DATASET ENTRIES |
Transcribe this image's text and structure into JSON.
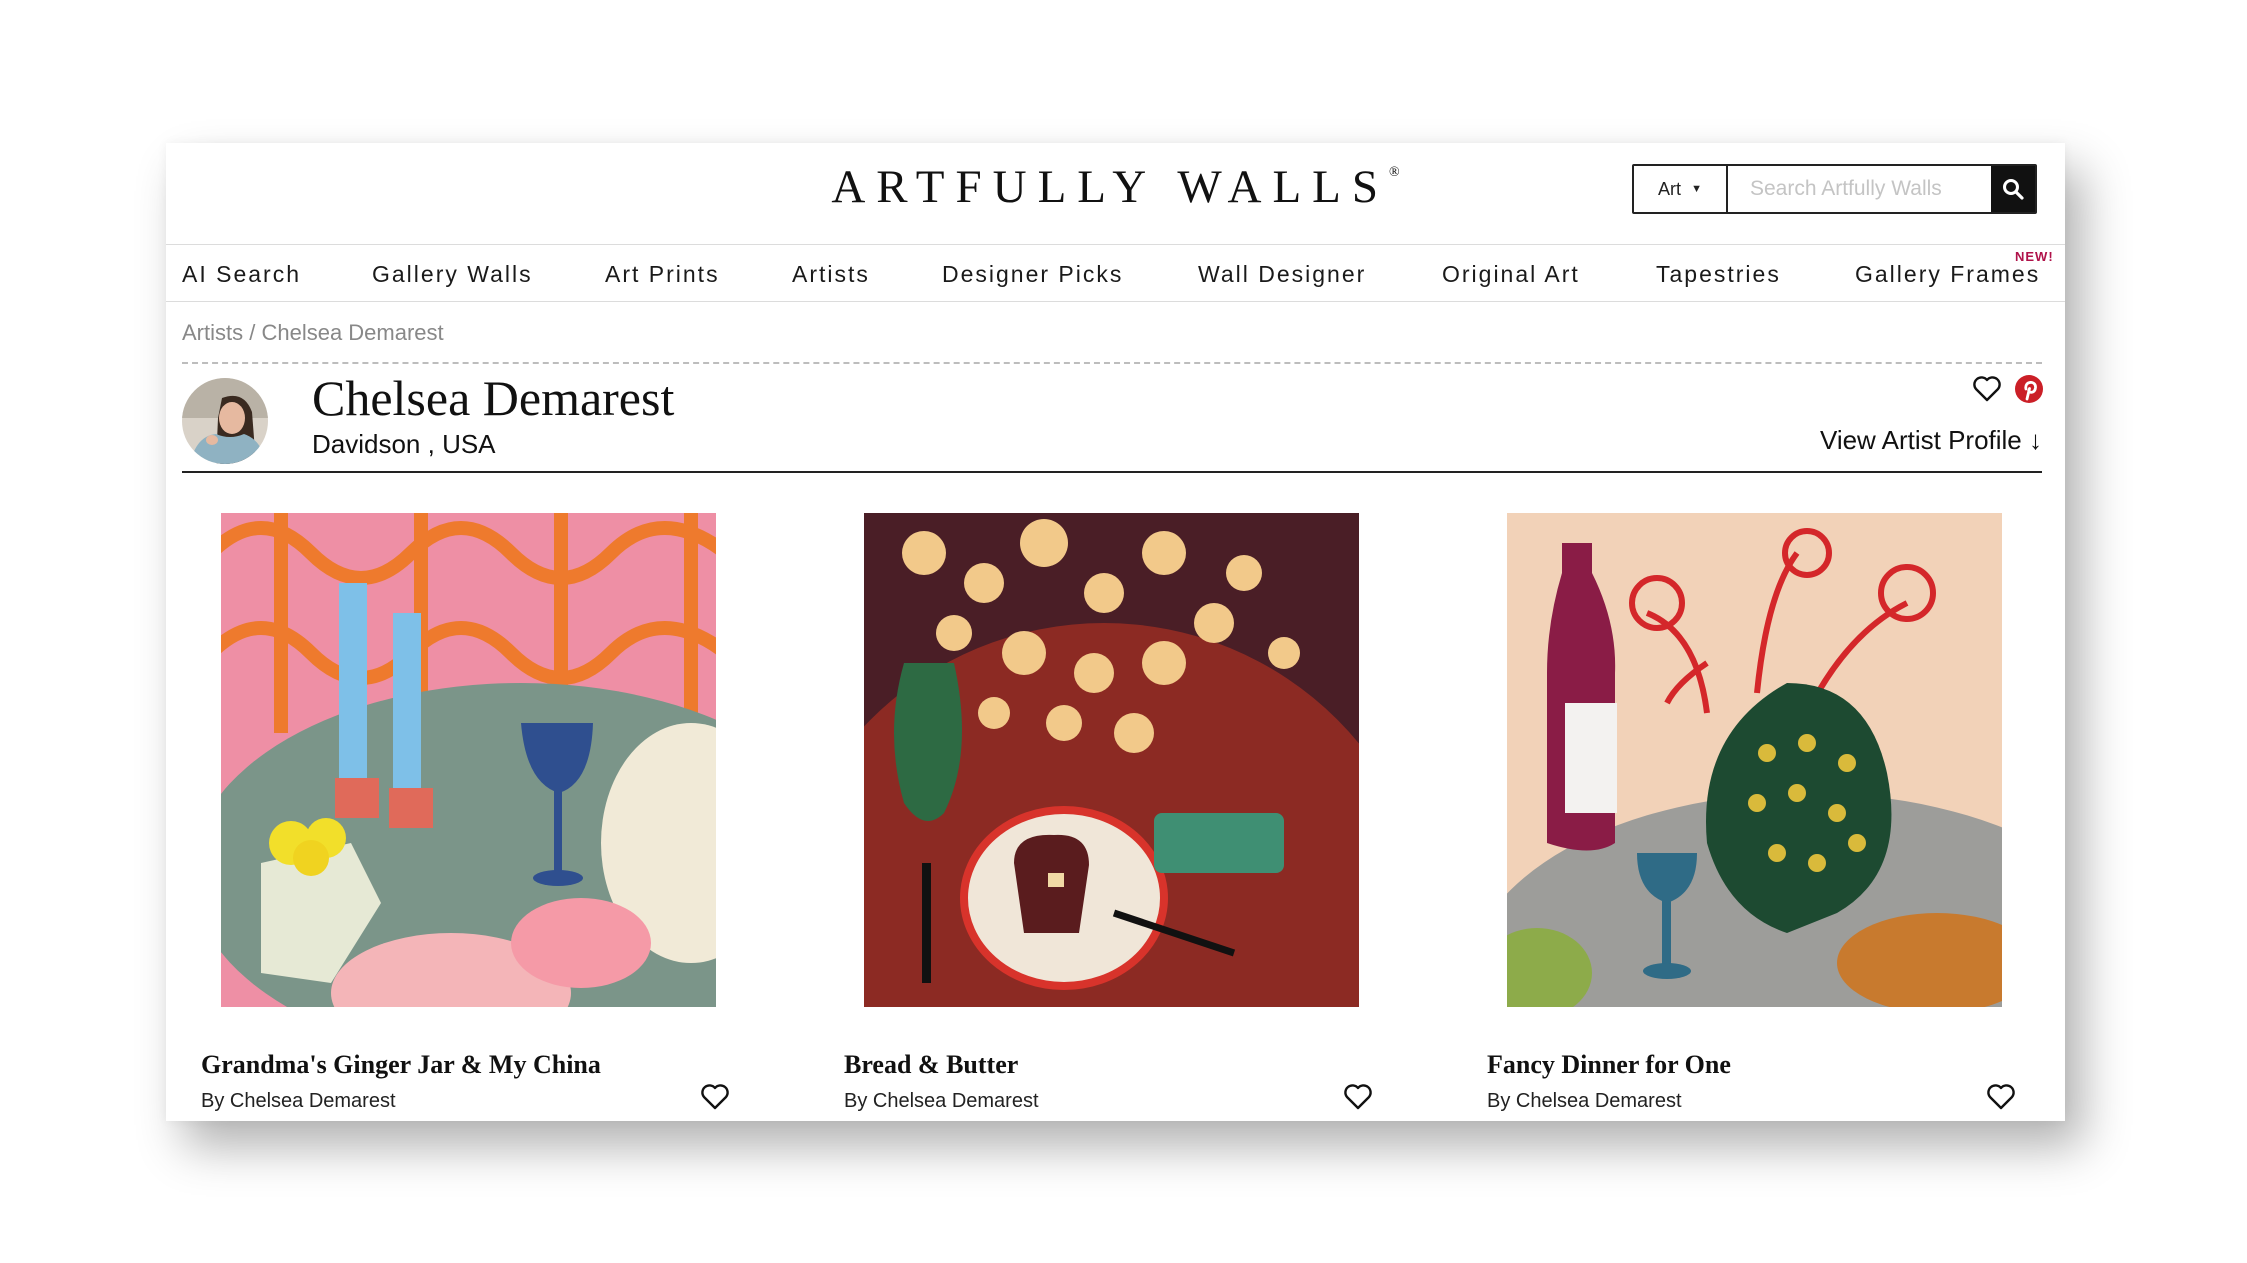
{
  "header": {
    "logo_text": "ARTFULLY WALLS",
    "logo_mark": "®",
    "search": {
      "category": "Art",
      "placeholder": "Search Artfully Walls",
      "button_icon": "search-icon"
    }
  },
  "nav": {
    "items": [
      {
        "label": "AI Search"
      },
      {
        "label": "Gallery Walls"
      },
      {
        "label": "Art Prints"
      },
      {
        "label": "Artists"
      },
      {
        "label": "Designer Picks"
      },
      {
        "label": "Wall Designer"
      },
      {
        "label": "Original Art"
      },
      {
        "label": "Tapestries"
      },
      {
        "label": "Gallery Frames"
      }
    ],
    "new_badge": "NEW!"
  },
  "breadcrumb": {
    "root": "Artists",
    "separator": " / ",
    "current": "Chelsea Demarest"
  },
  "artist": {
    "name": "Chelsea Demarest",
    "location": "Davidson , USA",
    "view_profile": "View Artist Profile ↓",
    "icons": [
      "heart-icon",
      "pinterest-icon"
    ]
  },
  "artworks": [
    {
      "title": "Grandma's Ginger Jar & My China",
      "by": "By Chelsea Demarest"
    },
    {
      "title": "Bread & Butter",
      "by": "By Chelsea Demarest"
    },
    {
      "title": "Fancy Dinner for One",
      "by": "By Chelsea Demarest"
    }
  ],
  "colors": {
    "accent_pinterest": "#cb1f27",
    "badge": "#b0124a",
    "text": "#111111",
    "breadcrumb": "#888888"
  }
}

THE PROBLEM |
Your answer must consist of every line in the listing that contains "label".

EXERCISE RESPONSE |
        "label": "AI Search"
        "label": "Gallery Walls"
        "label": "Art Prints"
        "label": "Artists"
        "label": "Designer Picks"
        "label": "Wall Designer"
        "label": "Original Art"
        "label": "Tapestries"
        "label": "Gallery Frames"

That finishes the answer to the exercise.